Yeah, but I’m generally OK with that. Actually, a potentially larger issue is that the different calls to
propagate_splitting have a significantly different runtime, and I think potentially all “short” runtimes end up in one thread and all “long” runtimes in another. To avoid both of these issues, I tried settting
N=M=16 and I’m also using a constant value for the input arrays, that that every call actually does the exact same thing. This is “benchmark 2”. This brings out an even worse scaling:
:> JULIA_EXCLUSIVE=1 julia --project=. -t 1 benchmark2.jl
153.666410 seconds (290.36 M allocations: 410.962 GiB, 5.05% gc time, 0.04% compilation time)
:> JULIA_EXCLUSIVE=1 julia --project=. -t 2 benc
98.435518 seconds (309.35 M allocations: 411.444 GiB, 6.31% gc time, 0.08% compilation time)
:> JULIA_EXCLUSIVE=1 julia --project=. -t 4 benchmark2.jl
99.298586 seconds (333.82 M allocations: 412.088 GiB, 5.35% gc time, 0.08% compilation time)
:> JULIA_EXCLUSIVE=1 julia --project=. -t 8 benchmark2.jl
121.498563 seconds (374.74 M allocations: 413.286 GiB, 3.96% gc time, 0.07% compilation time)
It gets slower again with more than 2 threads!
What about if you replace
propagates_splitting with a sleep to simulate work? Any difference?
Yeah, I tried that as “benchmark 5” in the test repo, and the scaling is perfect in that case.
So yes, the “problem” is what’s happening inside
propagate_splitting, but my question is: why should it matter? It’s a self-contained black box function, accessesing non-overlapping data on each thread. It all should be completely independent.
The only thing I could imagine is something like saturating memory bandwidth… but that seems very bad Julia behavior for this kind of code. What I mean: I’ve never had a problem like that doing similar kinds of numerics by “trivially” parallelizing with OpenMP in Fortran.
I mean, maybe I need to go in and optimize allocations. They seem a bit high in the benchmark, but not outrageous. Although the point of the question here isn’t necessarily to optimize to propagation code, at this point. This is kinda throw-away “daily research” code, and I’m just trying to reduce the time I have to wait for some calculations by a few hours by utilizing the cores in my workstation. I do wish Julia had manual memory management like Fortran, though!
Perhaps it’s not a problem here, but in general don’t put
@inbounds in front of
@inbounds actually don’t make any difference at all.
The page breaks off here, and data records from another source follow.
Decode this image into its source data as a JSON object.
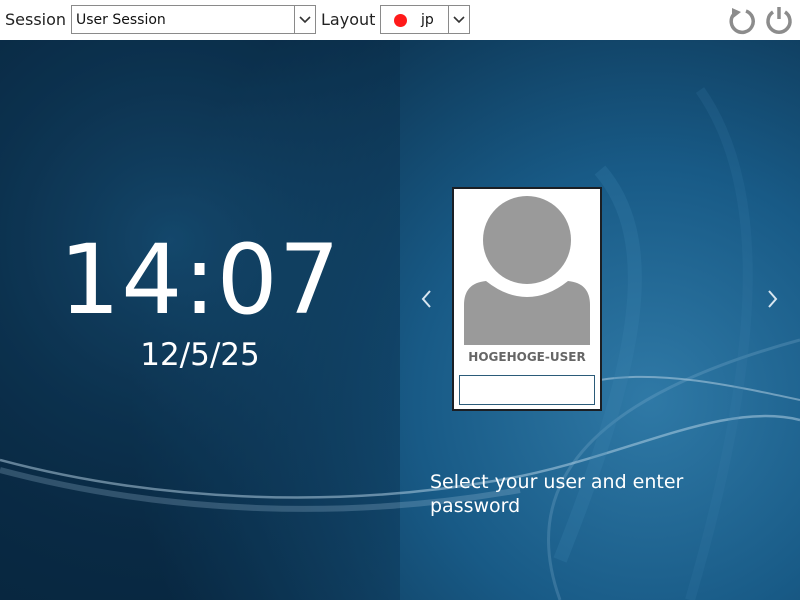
{
  "topbar": {
    "session_label": "Session",
    "session_value": "User Session",
    "layout_label": "Layout",
    "layout_value": "jp"
  },
  "icons": {
    "dropdown": "chevron-down-icon",
    "restart": "restart-icon",
    "power": "power-icon",
    "prev": "chevron-left-icon",
    "next": "chevron-right-icon",
    "layout_flag": "red-dot-icon",
    "avatar": "user-avatar-icon"
  },
  "clock": {
    "time": "14:07",
    "date": "12/5/25"
  },
  "user": {
    "name": "HOGEHOGE-USER",
    "password_value": ""
  },
  "prompt": "Select your user and enter password",
  "colors": {
    "background": "#0b3656",
    "topbar": "#ffffff",
    "text": "#ffffff",
    "layout_flag": "#ff1a1a",
    "avatar": "#9a9a9a"
  }
}
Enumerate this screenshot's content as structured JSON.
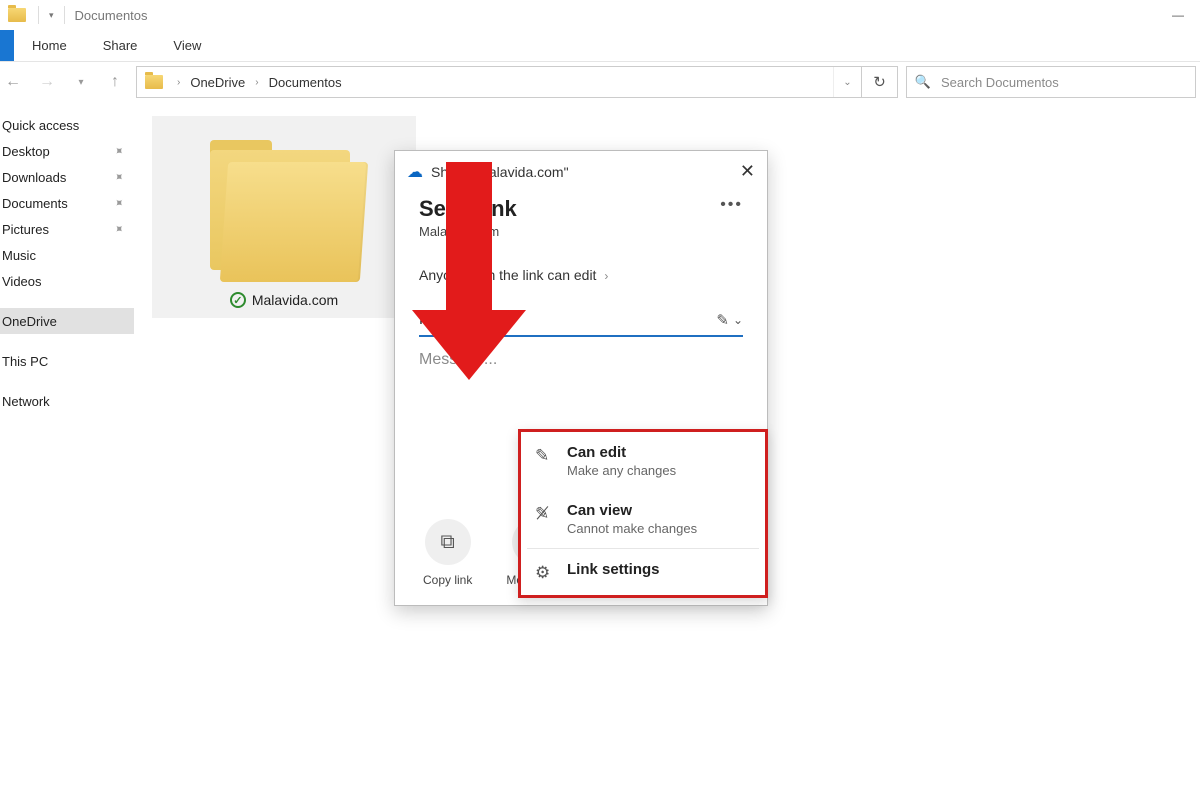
{
  "titlebar": {
    "title": "Documentos"
  },
  "ribbon": {
    "tabs": [
      "Home",
      "Share",
      "View"
    ]
  },
  "address": {
    "crumbs": [
      "OneDrive",
      "Documentos"
    ],
    "search_placeholder": "Search Documentos"
  },
  "sidebar": {
    "quick_access": "Quick access",
    "pinned": [
      "Desktop",
      "Downloads",
      "Documents",
      "Pictures"
    ],
    "plain": [
      "Music",
      "Videos"
    ],
    "groups": [
      "OneDrive",
      "This PC",
      "Network"
    ]
  },
  "content": {
    "folder_caption": "Malavida.com"
  },
  "dialog": {
    "header": "Share \"Malavida.com\"",
    "title": "Send link",
    "subtitle": "Malavida.com",
    "link_permission": "Anyone with the link can edit",
    "name_value": "Malavida",
    "message_placeholder": "Message...",
    "actions": {
      "copy_link": "Copy link",
      "more_apps": "More apps"
    }
  },
  "perm_panel": {
    "can_edit": {
      "title": "Can edit",
      "subtitle": "Make any changes"
    },
    "can_view": {
      "title": "Can view",
      "subtitle": "Cannot make changes"
    },
    "link_settings": {
      "title": "Link settings"
    }
  }
}
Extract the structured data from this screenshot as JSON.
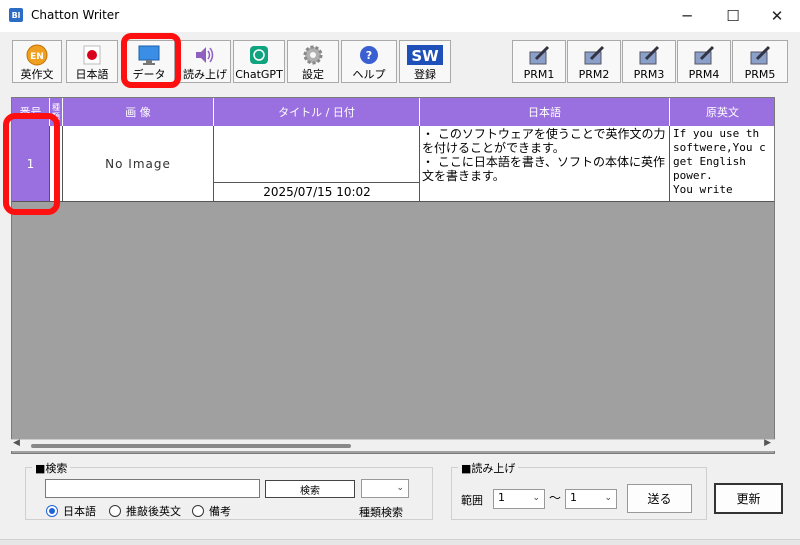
{
  "window": {
    "title": "Chatton Writer",
    "app_icon_text": "Bl",
    "minimize_glyph": "─",
    "maximize_glyph": "☐",
    "close_glyph": "✕"
  },
  "toolbar": {
    "items": [
      {
        "label": "英作文",
        "icon": "en-circle-icon"
      },
      {
        "label": "日本語",
        "icon": "japan-flag-icon"
      },
      {
        "label": "データ",
        "icon": "monitor-icon"
      },
      {
        "label": "読み上げ",
        "icon": "speaker-icon"
      },
      {
        "label": "ChatGPT",
        "icon": "chatgpt-icon"
      },
      {
        "label": "設定",
        "icon": "gear-icon"
      },
      {
        "label": "ヘルプ",
        "icon": "help-icon"
      },
      {
        "label": "登録",
        "icon": "sw-icon",
        "badge": "SW"
      }
    ],
    "prm": [
      {
        "label": "PRM1"
      },
      {
        "label": "PRM2"
      },
      {
        "label": "PRM3"
      },
      {
        "label": "PRM4"
      },
      {
        "label": "PRM5"
      }
    ]
  },
  "grid": {
    "headers": {
      "num": "番号",
      "type": "種類",
      "image": "画 像",
      "title_date": "タイトル / 日付",
      "japanese": "日本語",
      "original_english": "原英文"
    },
    "rows": [
      {
        "num": "1",
        "image": "No Image",
        "title": "",
        "date": "2025/07/15 10:02",
        "japanese": "・ このソフトウェアを使うことで英作文の力を付けることができます。\n・ ここに日本語を書き、ソフトの本体に英作文を書きます。",
        "original_english": "If you use th\nsoftwere,You c\nget English\npower.\nYou write"
      }
    ]
  },
  "search": {
    "group_title": "■検索",
    "input_value": "",
    "button_label": "検索",
    "type_select_value": "",
    "type_search_label": "種類検索",
    "radios": [
      {
        "label": "日本語",
        "selected": true
      },
      {
        "label": "推敲後英文",
        "selected": false
      },
      {
        "label": "備考",
        "selected": false
      }
    ]
  },
  "read_aloud": {
    "group_title": "■読み上げ",
    "range_label": "範囲",
    "from_value": "1",
    "tilde": "～",
    "to_value": "1",
    "send_label": "送る"
  },
  "update_label": "更新",
  "colors": {
    "header_purple": "#9a6fe0",
    "highlight_red": "#ff1010",
    "grid_gray": "#a0a0a0"
  }
}
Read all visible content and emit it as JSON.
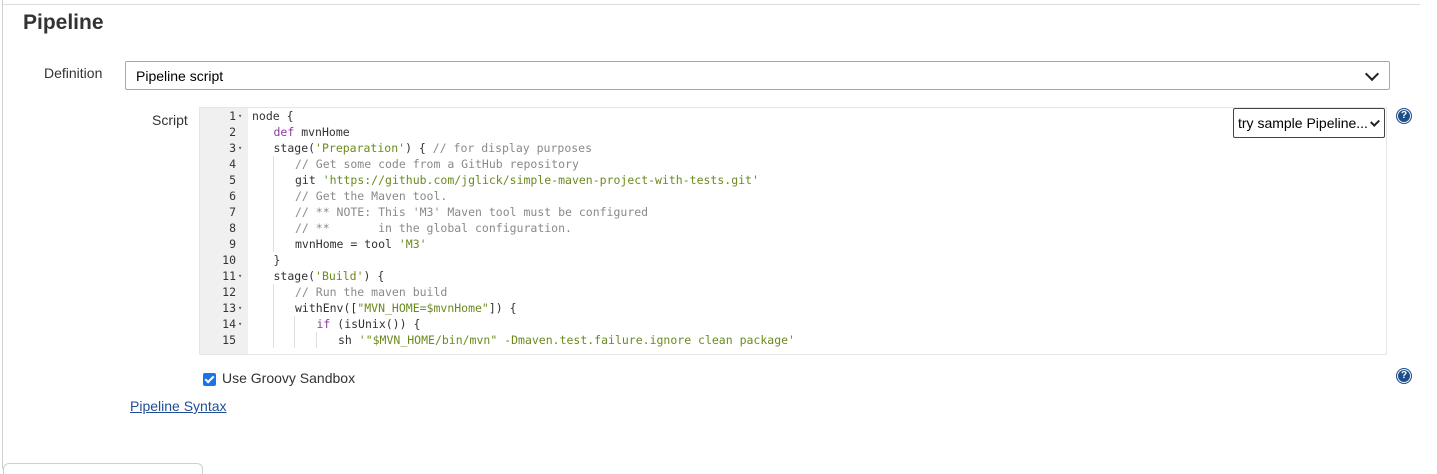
{
  "section": {
    "title": "Pipeline"
  },
  "definition": {
    "label": "Definition",
    "selected": "Pipeline script"
  },
  "script": {
    "label": "Script",
    "sample_select": "try sample Pipeline...",
    "line_numbers": [
      "1",
      "2",
      "3",
      "4",
      "5",
      "6",
      "7",
      "8",
      "9",
      "10",
      "11",
      "12",
      "13",
      "14",
      "15"
    ],
    "lines": [
      {
        "indent": 0,
        "fold": true,
        "tokens": [
          {
            "t": "node {",
            "c": ""
          }
        ]
      },
      {
        "indent": 1,
        "fold": false,
        "tokens": [
          {
            "t": "def",
            "c": "kw"
          },
          {
            "t": " mvnHome",
            "c": ""
          }
        ]
      },
      {
        "indent": 1,
        "fold": true,
        "tokens": [
          {
            "t": "stage(",
            "c": ""
          },
          {
            "t": "'Preparation'",
            "c": "str"
          },
          {
            "t": ") { ",
            "c": ""
          },
          {
            "t": "// for display purposes",
            "c": "cm"
          }
        ]
      },
      {
        "indent": 2,
        "fold": false,
        "tokens": [
          {
            "t": "// Get some code from a GitHub repository",
            "c": "cm"
          }
        ]
      },
      {
        "indent": 2,
        "fold": false,
        "tokens": [
          {
            "t": "git ",
            "c": ""
          },
          {
            "t": "'https://github.com/jglick/simple-maven-project-with-tests.git'",
            "c": "str"
          }
        ]
      },
      {
        "indent": 2,
        "fold": false,
        "tokens": [
          {
            "t": "// Get the Maven tool.",
            "c": "cm"
          }
        ]
      },
      {
        "indent": 2,
        "fold": false,
        "tokens": [
          {
            "t": "// ** NOTE: This 'M3' Maven tool must be configured",
            "c": "cm"
          }
        ]
      },
      {
        "indent": 2,
        "fold": false,
        "tokens": [
          {
            "t": "// **       in the global configuration.",
            "c": "cm"
          }
        ]
      },
      {
        "indent": 2,
        "fold": false,
        "tokens": [
          {
            "t": "mvnHome = tool ",
            "c": ""
          },
          {
            "t": "'M3'",
            "c": "str"
          }
        ]
      },
      {
        "indent": 1,
        "fold": false,
        "tokens": [
          {
            "t": "}",
            "c": ""
          }
        ]
      },
      {
        "indent": 1,
        "fold": true,
        "tokens": [
          {
            "t": "stage(",
            "c": ""
          },
          {
            "t": "'Build'",
            "c": "str"
          },
          {
            "t": ") {",
            "c": ""
          }
        ]
      },
      {
        "indent": 2,
        "fold": false,
        "tokens": [
          {
            "t": "// Run the maven build",
            "c": "cm"
          }
        ]
      },
      {
        "indent": 2,
        "fold": true,
        "tokens": [
          {
            "t": "withEnv([",
            "c": ""
          },
          {
            "t": "\"MVN_HOME=$mvnHome\"",
            "c": "str"
          },
          {
            "t": "]) {",
            "c": ""
          }
        ]
      },
      {
        "indent": 3,
        "fold": true,
        "tokens": [
          {
            "t": "if",
            "c": "kw"
          },
          {
            "t": " (isUnix()) {",
            "c": ""
          }
        ]
      },
      {
        "indent": 4,
        "fold": false,
        "tokens": [
          {
            "t": "sh ",
            "c": ""
          },
          {
            "t": "'\"$MVN_HOME/bin/mvn\" -Dmaven.test.failure.ignore clean package'",
            "c": "str"
          }
        ]
      }
    ]
  },
  "sandbox": {
    "label": "Use Groovy Sandbox",
    "checked": true
  },
  "links": {
    "pipeline_syntax": "Pipeline Syntax"
  },
  "help_icon_glyph": "?",
  "icons": {
    "help": "help-icon",
    "fold": "fold-arrow-icon",
    "checkbox": "checkbox-checked-icon"
  }
}
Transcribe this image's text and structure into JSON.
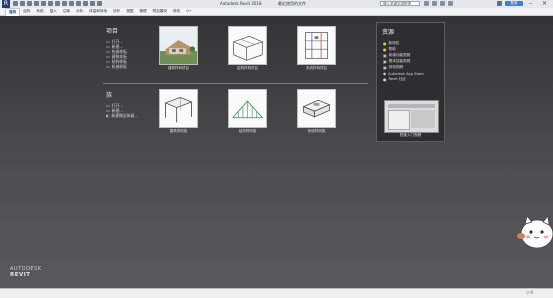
{
  "titlebar": {
    "app_title": "Autodesk Revit 2018",
    "doc_title": "最近使用的文件",
    "search_value": "键入关键字或短语",
    "login": "登录"
  },
  "ribbon": {
    "tabs": [
      "建筑",
      "结构",
      "系统",
      "插入",
      "注释",
      "分析",
      "体量和场地",
      "协作",
      "视图",
      "管理",
      "附加模块",
      "修改"
    ]
  },
  "projects": {
    "title": "项目",
    "links": [
      "打开...",
      "新建...",
      "构造样板",
      "建筑样板",
      "结构样板",
      "机械样板"
    ],
    "thumbs": [
      {
        "caption": "建筑样例项目"
      },
      {
        "caption": "结构样例项目"
      },
      {
        "caption": "系统样例项目"
      }
    ]
  },
  "families": {
    "title": "族",
    "links": [
      "打开...",
      "新建...",
      "新建概念体量..."
    ],
    "thumbs": [
      {
        "caption": "建筑样例族"
      },
      {
        "caption": "结构样例族"
      },
      {
        "caption": "系统样例族"
      }
    ]
  },
  "resources": {
    "title": "资源",
    "links": [
      "新特性",
      "帮助",
      "新增功能视频",
      "基本技能视频",
      "其他视频",
      "Autodesk App Store",
      "Revit 社区"
    ],
    "video_caption": "快速入门视频"
  },
  "logo": {
    "line1": "AUTODESK",
    "line2": "REVIT"
  },
  "status": {
    "text": "0"
  },
  "colors": {
    "accent": "#3e7dd1",
    "background": "#4a4a4c",
    "panel": "#2e2e30"
  }
}
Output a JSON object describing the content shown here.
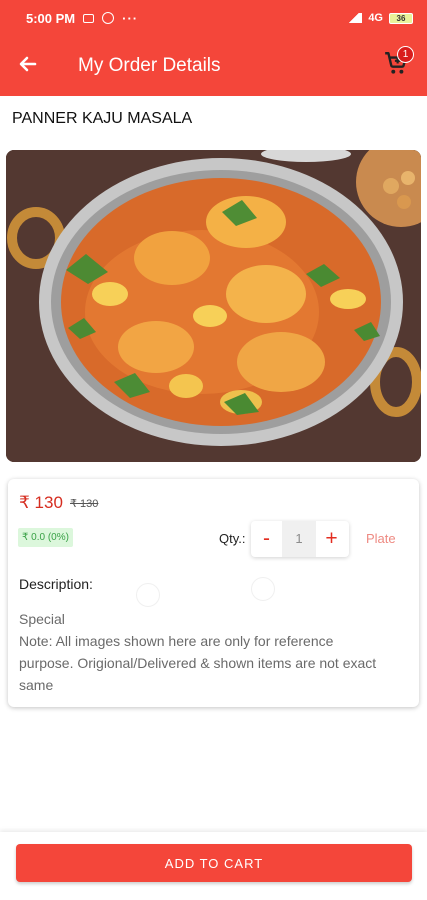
{
  "status_bar": {
    "time": "5:00 PM",
    "dots": "···",
    "network": "4G",
    "battery": "36"
  },
  "header": {
    "title": "My Order Details",
    "cart_count": "1"
  },
  "product": {
    "name": "PANNER KAJU MASALA",
    "price": "₹ 130",
    "old_price": "₹ 130",
    "discount": "₹ 0.0 (0%)",
    "qty_label": "Qty.:",
    "decrement": "-",
    "quantity": "1",
    "increment": "+",
    "unit": "Plate",
    "description_label": "Description:",
    "description_lines": [
      "Special",
      "Note: All images shown here are only for reference",
      "purpose. Origional/Delivered & shown items are not exact",
      "same"
    ]
  },
  "actions": {
    "add_to_cart": "ADD TO CART"
  },
  "colors": {
    "primary": "#f4463a",
    "price": "#d62d20",
    "discount_bg": "#dcf7dc",
    "discount_text": "#39a146"
  },
  "icons": [
    "back-arrow-icon",
    "cart-icon",
    "battery-icon",
    "signal-icon"
  ]
}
I didn’t have any
@inbounds initially and then added them later just to make sure. And then I left them in under the assumption that otherwise someone would say “Try adding
The most important part is assigning
t_r outside of the inner loop
There could be some false sharing
Worth a try, but didn’t make a difference (results are in the test repo).
Just to get some more information, what processor are you using?
An Intel Core-i9 with 8 cores (16 hyperthreads) running Linux. See the “System Information” in the example repo for more details.